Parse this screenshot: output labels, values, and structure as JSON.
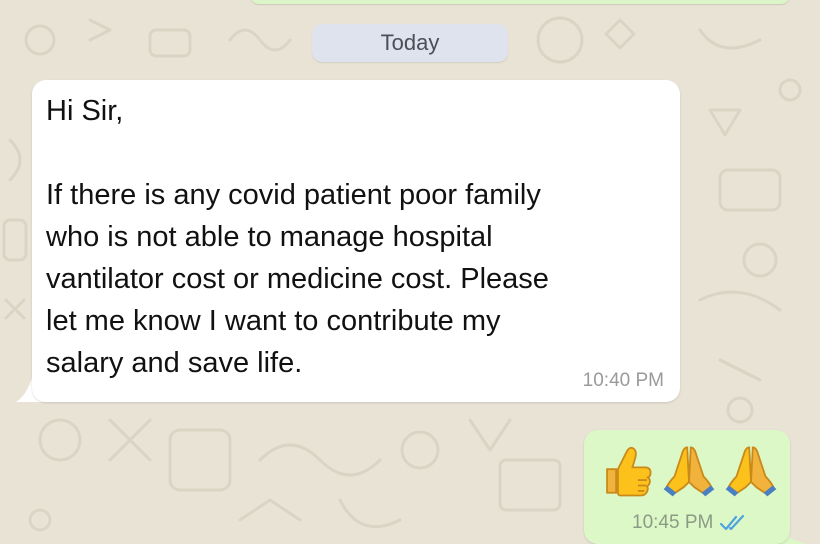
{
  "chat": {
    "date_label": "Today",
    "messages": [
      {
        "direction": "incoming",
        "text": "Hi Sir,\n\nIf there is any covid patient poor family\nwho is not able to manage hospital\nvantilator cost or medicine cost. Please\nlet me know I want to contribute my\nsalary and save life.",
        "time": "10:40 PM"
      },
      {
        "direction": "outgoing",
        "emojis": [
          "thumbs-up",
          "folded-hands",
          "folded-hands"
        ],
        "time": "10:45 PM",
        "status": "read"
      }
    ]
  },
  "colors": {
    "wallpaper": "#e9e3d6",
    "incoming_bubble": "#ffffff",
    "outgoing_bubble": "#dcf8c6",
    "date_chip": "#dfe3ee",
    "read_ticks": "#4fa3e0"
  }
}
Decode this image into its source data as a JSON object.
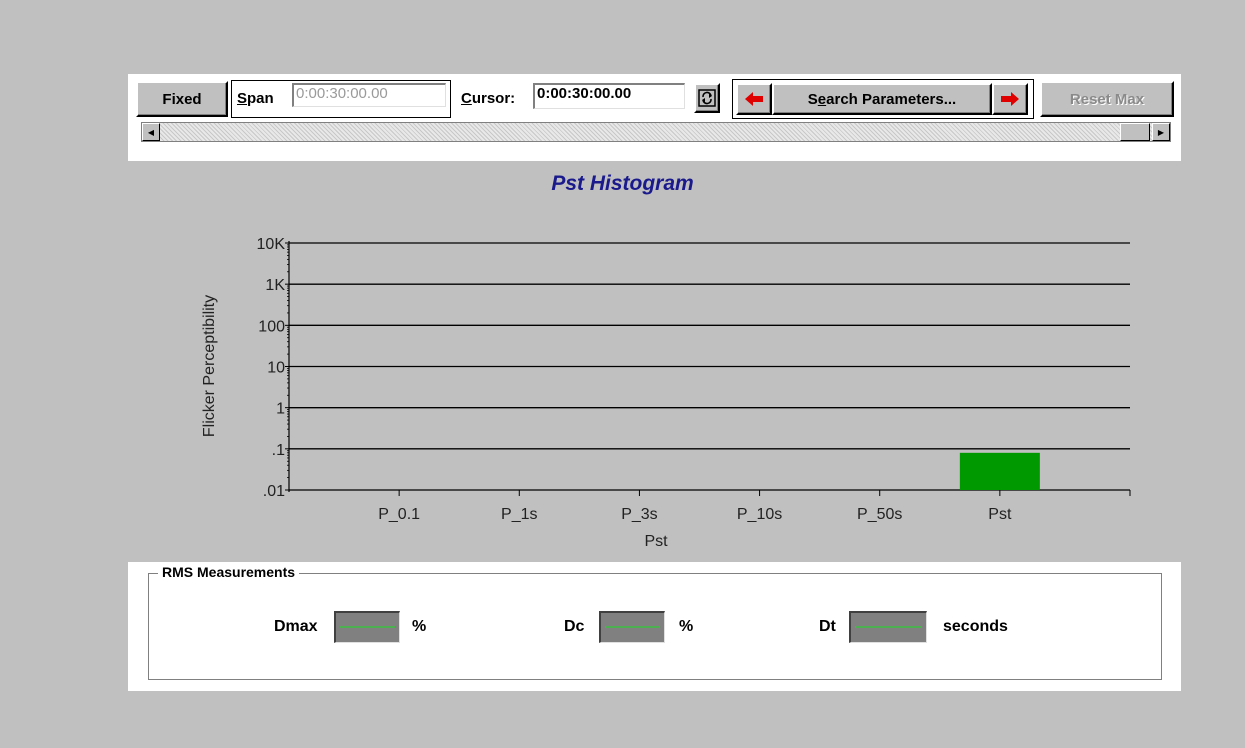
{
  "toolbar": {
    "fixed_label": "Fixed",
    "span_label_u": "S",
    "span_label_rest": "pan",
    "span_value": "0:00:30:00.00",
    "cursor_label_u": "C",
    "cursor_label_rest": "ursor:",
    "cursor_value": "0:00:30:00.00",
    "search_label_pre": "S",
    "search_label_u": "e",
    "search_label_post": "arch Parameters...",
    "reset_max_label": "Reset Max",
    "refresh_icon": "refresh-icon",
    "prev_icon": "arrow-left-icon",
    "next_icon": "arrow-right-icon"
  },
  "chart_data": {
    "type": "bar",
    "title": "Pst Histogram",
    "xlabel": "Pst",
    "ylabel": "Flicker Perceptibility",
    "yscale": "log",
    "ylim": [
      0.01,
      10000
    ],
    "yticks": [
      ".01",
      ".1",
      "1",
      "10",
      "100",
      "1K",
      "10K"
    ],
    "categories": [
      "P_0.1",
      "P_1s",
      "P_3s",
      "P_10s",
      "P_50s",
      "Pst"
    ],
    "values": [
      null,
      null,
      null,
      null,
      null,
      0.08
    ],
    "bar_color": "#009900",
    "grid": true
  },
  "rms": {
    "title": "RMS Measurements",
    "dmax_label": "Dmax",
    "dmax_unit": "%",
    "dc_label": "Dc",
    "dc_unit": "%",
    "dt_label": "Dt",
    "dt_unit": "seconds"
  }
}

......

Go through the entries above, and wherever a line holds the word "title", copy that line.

▸ **SOLUTION FOR THIS PROBLEM**:
    "title": "Pst Histogram",
    "title": "RMS Measurements",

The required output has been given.